WHAT YOU NEED TO DO → Nothing but the exact text of the entries should appear in your answer; pictures stay out.

START SOURCE DATA

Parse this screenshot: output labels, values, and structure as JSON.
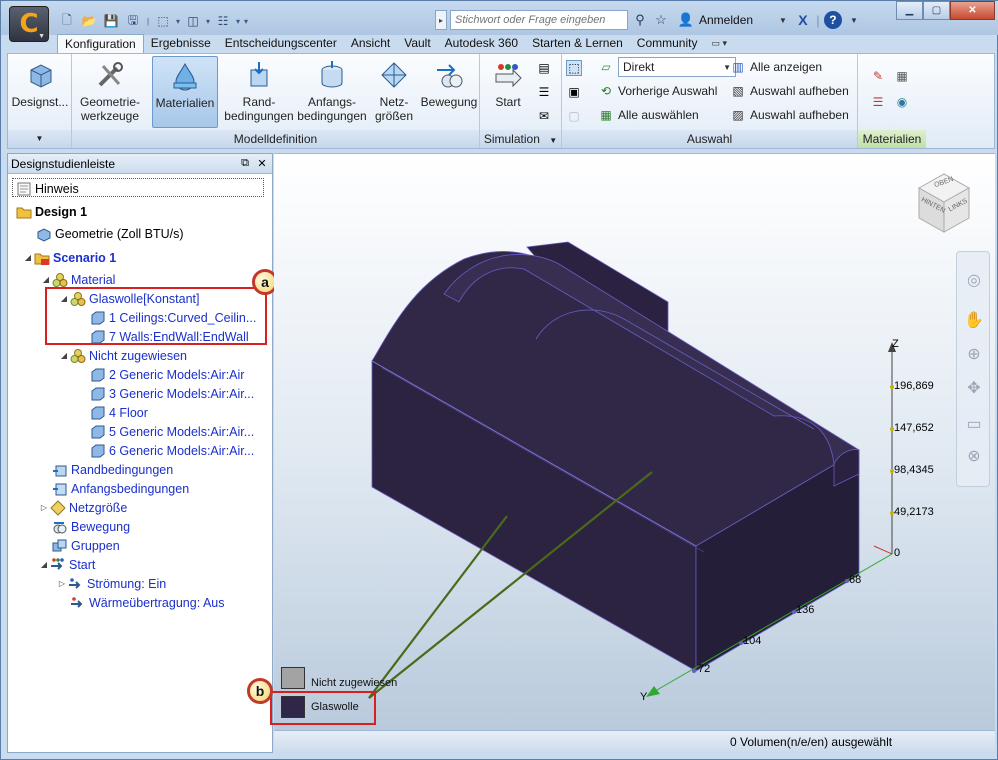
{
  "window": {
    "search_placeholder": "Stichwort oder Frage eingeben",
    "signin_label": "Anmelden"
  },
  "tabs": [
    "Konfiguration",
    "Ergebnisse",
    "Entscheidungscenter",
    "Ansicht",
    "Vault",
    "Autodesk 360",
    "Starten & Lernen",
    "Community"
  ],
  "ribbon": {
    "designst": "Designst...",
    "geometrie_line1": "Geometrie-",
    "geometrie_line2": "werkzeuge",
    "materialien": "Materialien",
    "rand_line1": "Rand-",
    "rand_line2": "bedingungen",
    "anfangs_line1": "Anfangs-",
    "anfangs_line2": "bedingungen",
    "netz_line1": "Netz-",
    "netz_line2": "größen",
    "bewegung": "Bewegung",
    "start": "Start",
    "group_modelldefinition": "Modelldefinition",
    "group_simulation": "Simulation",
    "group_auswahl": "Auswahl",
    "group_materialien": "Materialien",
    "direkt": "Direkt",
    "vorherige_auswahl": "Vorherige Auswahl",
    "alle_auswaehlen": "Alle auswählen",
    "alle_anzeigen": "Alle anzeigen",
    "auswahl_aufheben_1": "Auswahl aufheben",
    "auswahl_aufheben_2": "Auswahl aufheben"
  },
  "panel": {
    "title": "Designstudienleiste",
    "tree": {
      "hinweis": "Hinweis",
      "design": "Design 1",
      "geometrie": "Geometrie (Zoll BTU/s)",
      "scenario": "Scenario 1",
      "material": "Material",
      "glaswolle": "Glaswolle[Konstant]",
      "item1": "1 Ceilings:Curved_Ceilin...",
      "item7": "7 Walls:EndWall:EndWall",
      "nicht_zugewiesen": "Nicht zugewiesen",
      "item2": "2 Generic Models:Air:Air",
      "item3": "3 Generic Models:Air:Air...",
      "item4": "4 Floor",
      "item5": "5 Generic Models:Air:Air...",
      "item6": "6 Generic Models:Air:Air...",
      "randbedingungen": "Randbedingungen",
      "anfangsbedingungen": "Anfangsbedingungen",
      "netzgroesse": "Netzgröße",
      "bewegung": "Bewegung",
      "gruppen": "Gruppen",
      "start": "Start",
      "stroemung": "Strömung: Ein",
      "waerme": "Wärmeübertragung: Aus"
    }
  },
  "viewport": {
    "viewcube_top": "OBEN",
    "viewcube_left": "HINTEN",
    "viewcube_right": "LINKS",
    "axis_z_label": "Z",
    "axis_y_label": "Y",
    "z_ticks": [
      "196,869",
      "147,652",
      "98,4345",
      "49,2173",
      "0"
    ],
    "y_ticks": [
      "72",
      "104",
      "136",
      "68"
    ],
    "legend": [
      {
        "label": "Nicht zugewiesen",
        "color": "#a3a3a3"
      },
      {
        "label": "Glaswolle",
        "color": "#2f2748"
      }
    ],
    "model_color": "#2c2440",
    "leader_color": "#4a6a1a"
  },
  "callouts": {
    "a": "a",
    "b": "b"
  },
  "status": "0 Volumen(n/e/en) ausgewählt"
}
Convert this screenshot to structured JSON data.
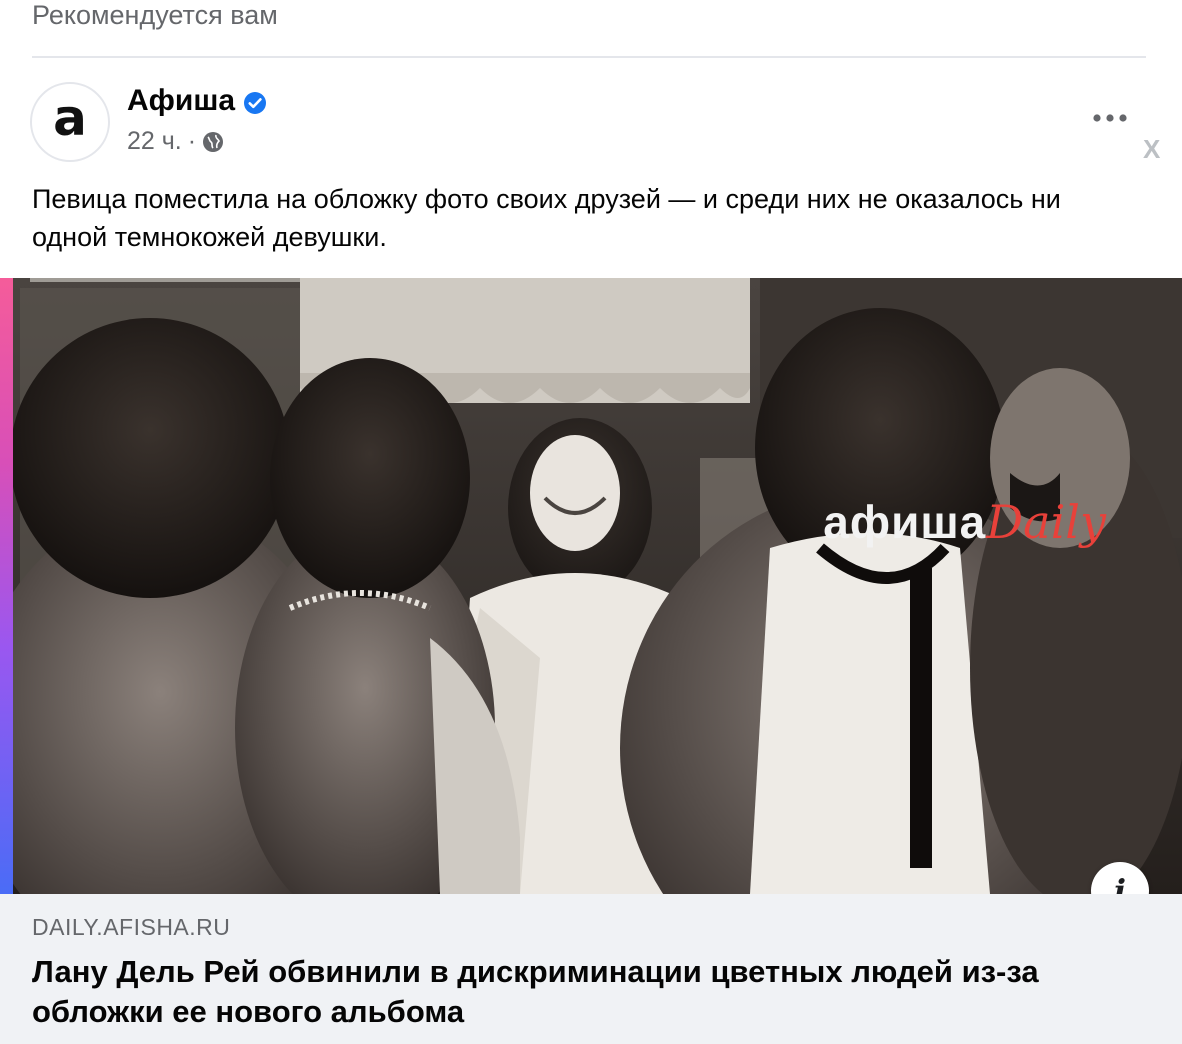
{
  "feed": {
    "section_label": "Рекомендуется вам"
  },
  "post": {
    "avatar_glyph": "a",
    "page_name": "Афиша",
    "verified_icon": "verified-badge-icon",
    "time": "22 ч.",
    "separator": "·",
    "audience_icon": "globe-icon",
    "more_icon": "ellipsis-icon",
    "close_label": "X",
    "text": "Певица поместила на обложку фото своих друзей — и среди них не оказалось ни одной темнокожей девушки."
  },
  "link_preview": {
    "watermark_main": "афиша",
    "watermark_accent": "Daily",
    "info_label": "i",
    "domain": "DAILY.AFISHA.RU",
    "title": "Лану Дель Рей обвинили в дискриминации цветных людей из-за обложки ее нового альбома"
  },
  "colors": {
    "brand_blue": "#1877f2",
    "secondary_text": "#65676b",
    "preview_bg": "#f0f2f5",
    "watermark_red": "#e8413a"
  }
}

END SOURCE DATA

ANSWER AREA →
Parse this screenshot: output labels, values, and structure as JSON.
{
  "window": {
    "search_placeholder": "Stichwort oder Frage eingeben",
    "signin_label": "Anmelden"
  },
  "tabs": [
    "Konfiguration",
    "Ergebnisse",
    "Entscheidungscenter",
    "Ansicht",
    "Vault",
    "Autodesk 360",
    "Starten & Lernen",
    "Community"
  ],
  "ribbon": {
    "designst": "Designst...",
    "geometrie_line1": "Geometrie-",
    "geometrie_line2": "werkzeuge",
    "materialien": "Materialien",
    "rand_line1": "Rand-",
    "rand_line2": "bedingungen",
    "anfangs_line1": "Anfangs-",
    "anfangs_line2": "bedingungen",
    "netz_line1": "Netz-",
    "netz_line2": "größen",
    "bewegung": "Bewegung",
    "start": "Start",
    "group_modelldefinition": "Modelldefinition",
    "group_simulation": "Simulation",
    "group_auswahl": "Auswahl",
    "group_materialien": "Materialien",
    "direkt": "Direkt",
    "vorherige_auswahl": "Vorherige Auswahl",
    "alle_auswaehlen": "Alle auswählen",
    "alle_anzeigen": "Alle anzeigen",
    "auswahl_aufheben_1": "Auswahl aufheben",
    "auswahl_aufheben_2": "Auswahl aufheben"
  },
  "panel": {
    "title": "Designstudienleiste",
    "tree": {
      "hinweis": "Hinweis",
      "design": "Design 1",
      "geometrie": "Geometrie (Zoll BTU/s)",
      "scenario": "Scenario 1",
      "material": "Material",
      "glaswolle": "Glaswolle[Konstant]",
      "item1": "1 Ceilings:Curved_Ceilin...",
      "item7": "7 Walls:EndWall:EndWall",
      "nicht_zugewiesen": "Nicht zugewiesen",
      "item2": "2 Generic Models:Air:Air",
      "item3": "3 Generic Models:Air:Air...",
      "item4": "4 Floor",
      "item5": "5 Generic Models:Air:Air...",
      "item6": "6 Generic Models:Air:Air...",
      "randbedingungen": "Randbedingungen",
      "anfangsbedingungen": "Anfangsbedingungen",
      "netzgroesse": "Netzgröße",
      "bewegung": "Bewegung",
      "gruppen": "Gruppen",
      "start": "Start",
      "stroemung": "Strömung: Ein",
      "waerme": "Wärmeübertragung: Aus"
    }
  },
  "viewport": {
    "viewcube_top": "OBEN",
    "viewcube_left": "HINTEN",
    "viewcube_right": "LINKS",
    "axis_z_label": "Z",
    "axis_y_label": "Y",
    "z_ticks": [
      "196,869",
      "147,652",
      "98,4345",
      "49,2173",
      "0"
    ],
    "y_ticks": [
      "72",
      "104",
      "136",
      "68"
    ],
    "legend": [
      {
        "label": "Nicht zugewiesen",
        "color": "#a3a3a3"
      },
      {
        "label": "Glaswolle",
        "color": "#2f2748"
      }
    ],
    "model_color": "#2c2440",
    "leader_color": "#4a6a1a"
  },
  "callouts": {
    "a": "a",
    "b": "b"
  },
  "status": "0 Volumen(n/e/en) ausgewählt"
}
Convert this screenshot to structured JSON data.
{
  "feed": {
    "section_label": "Рекомендуется вам"
  },
  "post": {
    "avatar_glyph": "a",
    "page_name": "Афиша",
    "verified_icon": "verified-badge-icon",
    "time": "22 ч.",
    "separator": "·",
    "audience_icon": "globe-icon",
    "more_icon": "ellipsis-icon",
    "close_label": "X",
    "text": "Певица поместила на обложку фото своих друзей — и среди них не оказалось ни одной темнокожей девушки."
  },
  "link_preview": {
    "watermark_main": "афиша",
    "watermark_accent": "Daily",
    "info_label": "i",
    "domain": "DAILY.AFISHA.RU",
    "title": "Лану Дель Рей обвинили в дискриминации цветных людей из-за обложки ее нового альбома"
  },
  "colors": {
    "brand_blue": "#1877f2",
    "secondary_text": "#65676b",
    "preview_bg": "#f0f2f5",
    "watermark_red": "#e8413a"
  }
}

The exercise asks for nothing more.